Mondrian Duxton’s general manager, Robert C. Hauck, is upbeat about the hotel’s prospects. “We have to compete regionally with other cities, but right now Singapore feels like the center of the world,” he said.

Across the Keppel Harbor, billionaire Asok Kumar Hiranandani’s Royal Group is working overtime to complete the construction of their luxurious all-villa Raffles Sentosa Resort and Spa on Sentosa Island in time for next year’s grand opening.

Royal Group also plans to redevelop the Ming Arcade, an aging shopping mall on Cuscaden Road near Orchard Road, into a boutique hotel. On the same street, Pansy Ho’s Shun Tak Holdings will open in November the 142-room Artyzen Singapore, which features a rooftop garden where guests can swim in the 25-meter cantilevered infinity pool.

Also in November, billionaire Kwek Leng Beng’s City Developments and Hong Leong Group will open Singapore’s first Edition hotel, a 204-room boutique hotel that’s part of the upscale mixed use development that includes the Boulevard 88 residential condominium beside the Four Seasons Hotel.

Elsewhere in Singapore, billionaire Choo Chong Ngen, who made his early fortune from budget hotel chain Hotel 81 in the city’s red light district, has been expanding rapidly into mid tier markets.

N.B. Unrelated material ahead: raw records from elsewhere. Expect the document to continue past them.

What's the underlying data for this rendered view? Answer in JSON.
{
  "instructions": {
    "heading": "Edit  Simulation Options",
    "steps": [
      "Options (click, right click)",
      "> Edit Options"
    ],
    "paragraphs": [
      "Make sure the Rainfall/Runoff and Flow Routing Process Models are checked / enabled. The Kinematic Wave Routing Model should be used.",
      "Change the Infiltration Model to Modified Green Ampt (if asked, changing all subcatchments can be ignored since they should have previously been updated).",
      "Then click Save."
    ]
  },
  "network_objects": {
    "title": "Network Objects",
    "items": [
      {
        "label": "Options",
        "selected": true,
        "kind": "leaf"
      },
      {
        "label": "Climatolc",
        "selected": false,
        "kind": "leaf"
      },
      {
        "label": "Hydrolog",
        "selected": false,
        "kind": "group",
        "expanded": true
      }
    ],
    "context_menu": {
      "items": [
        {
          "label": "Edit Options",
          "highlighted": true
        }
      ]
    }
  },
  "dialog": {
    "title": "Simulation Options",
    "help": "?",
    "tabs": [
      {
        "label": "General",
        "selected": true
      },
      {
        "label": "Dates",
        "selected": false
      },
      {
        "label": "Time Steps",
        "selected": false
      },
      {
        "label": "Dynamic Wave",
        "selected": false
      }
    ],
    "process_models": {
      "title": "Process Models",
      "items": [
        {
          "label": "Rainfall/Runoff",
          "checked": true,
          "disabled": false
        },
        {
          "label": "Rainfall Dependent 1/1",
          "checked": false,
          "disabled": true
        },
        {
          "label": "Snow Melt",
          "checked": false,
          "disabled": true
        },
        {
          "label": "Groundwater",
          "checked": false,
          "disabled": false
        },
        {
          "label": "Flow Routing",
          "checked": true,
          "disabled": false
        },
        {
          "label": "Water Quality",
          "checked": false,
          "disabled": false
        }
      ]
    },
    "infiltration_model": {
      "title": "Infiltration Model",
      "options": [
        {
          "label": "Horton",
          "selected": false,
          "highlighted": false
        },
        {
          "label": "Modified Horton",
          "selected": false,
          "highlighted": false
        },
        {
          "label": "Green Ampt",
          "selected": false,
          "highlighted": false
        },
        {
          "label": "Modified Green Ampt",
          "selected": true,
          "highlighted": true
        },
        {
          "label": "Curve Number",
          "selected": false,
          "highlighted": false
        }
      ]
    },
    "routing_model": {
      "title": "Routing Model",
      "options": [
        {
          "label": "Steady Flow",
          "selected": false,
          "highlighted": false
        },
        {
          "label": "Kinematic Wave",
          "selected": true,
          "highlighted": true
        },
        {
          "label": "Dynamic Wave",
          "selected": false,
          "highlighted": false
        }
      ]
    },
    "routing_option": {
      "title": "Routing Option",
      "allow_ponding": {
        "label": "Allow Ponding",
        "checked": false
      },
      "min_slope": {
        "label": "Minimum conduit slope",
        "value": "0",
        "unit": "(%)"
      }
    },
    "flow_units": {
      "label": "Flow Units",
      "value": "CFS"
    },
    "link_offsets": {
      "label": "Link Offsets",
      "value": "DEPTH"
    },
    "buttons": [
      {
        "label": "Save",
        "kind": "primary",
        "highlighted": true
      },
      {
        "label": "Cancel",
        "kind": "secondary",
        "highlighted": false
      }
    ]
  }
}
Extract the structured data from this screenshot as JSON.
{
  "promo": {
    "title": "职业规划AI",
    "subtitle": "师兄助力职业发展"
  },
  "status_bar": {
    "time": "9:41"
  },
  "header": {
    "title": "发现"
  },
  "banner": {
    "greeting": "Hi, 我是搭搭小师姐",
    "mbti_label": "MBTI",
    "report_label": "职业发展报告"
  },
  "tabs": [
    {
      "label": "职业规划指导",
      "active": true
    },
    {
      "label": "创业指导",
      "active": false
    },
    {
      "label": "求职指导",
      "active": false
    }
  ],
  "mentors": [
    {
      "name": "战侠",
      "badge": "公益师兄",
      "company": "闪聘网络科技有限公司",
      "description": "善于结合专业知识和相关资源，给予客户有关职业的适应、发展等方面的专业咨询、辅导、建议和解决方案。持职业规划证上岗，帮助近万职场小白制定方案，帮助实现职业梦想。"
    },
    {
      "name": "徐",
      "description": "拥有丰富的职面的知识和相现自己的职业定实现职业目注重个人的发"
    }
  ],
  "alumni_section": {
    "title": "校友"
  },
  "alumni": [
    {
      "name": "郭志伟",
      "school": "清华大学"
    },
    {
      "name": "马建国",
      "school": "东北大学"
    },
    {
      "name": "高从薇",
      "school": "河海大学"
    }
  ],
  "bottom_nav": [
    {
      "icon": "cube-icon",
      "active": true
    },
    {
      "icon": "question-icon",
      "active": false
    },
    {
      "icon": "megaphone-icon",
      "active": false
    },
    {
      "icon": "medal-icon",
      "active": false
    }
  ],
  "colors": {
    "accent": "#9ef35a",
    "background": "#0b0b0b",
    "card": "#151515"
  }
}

Led by his daughter Carolyn, Choo’s Worldwide Hotels bought the 542-room Parkroyal on Kitchener near Little India for S$525 million in July from Wee’s UOL Group and is rebranding it as Novotel Singapore. The company is spending another S$1.1 billion to open two brand new hotels in the Lion City by the end of the year.

“The outlook is very positive,” Carolyn said in an interview published in the September edition of Forbes Asia. “It’s just that with high interest rates, a lot of investments will need a very long term horizon.”

—With additional reporting from Gloria Haraito and Jessica Tan.

link